French regulator the Authorité des Marchés Financiers has issued additional disclosure requirements for structured investments' advertising material, even if the products have already been approved in other E.U. jurisdictions. The regulator says it is looking out for French investors, who may make decisions based on advertising material rather than the full prospectus. The announcement, however, has the market in an uproar because sales officials had been hoping they could distribute products with only the disclosures required under the E.U.'s Prospectus Directive.
"We want to be sure that the marketing materials reflect the main risks attached to the product," said an official at the AMF. Dealers are concerned this requirement--which includes specifying capital-protection levels and the risk characteristics of the product--could put off some investors. France's structured note business last year saw an estimated EUR15 billion-worth of derivative-based investment notes issued.
In particular, French investors have traditionally invested in more exotic, higher-margin products and although these will be allowed in some E.U. countries without additional disclosures in the advertising material, this will not be the case in France. The regulator will allow issuers to opt out of the advertising requirements, but they must explain why they are not complying and sales officials say this is an extra burden on compliance and legal officers. "It's a no-win situation," said one salesman.
The AMF notes in its announcement that the rules are in fact a cut-down version of previous marketing requirements, known as the General Principles relating to warrants and complex bonds. But Hervé Ekué, partner at Allen & Overy in Paris, added the regulations have taken the market by surprise, because at a consultation meeting in the fall, market participants believed they had persuaded the AMF that the General Principles would be entirely redundant after the Prospectus Directive was in place.
Sales officials at a handful of firms told DW structured funds and notes they had planned to sell in France this month have now been put on hold, while additional disclosures are added to the marketing material.
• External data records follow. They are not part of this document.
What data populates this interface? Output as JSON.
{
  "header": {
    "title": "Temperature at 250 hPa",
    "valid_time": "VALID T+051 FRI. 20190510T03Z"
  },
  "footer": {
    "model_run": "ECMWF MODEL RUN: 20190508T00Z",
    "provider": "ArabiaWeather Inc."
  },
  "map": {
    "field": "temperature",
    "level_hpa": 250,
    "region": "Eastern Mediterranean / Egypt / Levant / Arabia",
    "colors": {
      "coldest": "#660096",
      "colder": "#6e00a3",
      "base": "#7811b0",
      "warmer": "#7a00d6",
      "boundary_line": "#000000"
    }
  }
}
Several lawyers agreed there's been a disruption to the usual flow of structures issued in France, but one noted the AMF's requirements are now similar to marketing rules for financial products in other jurisdictions, such as the U.K.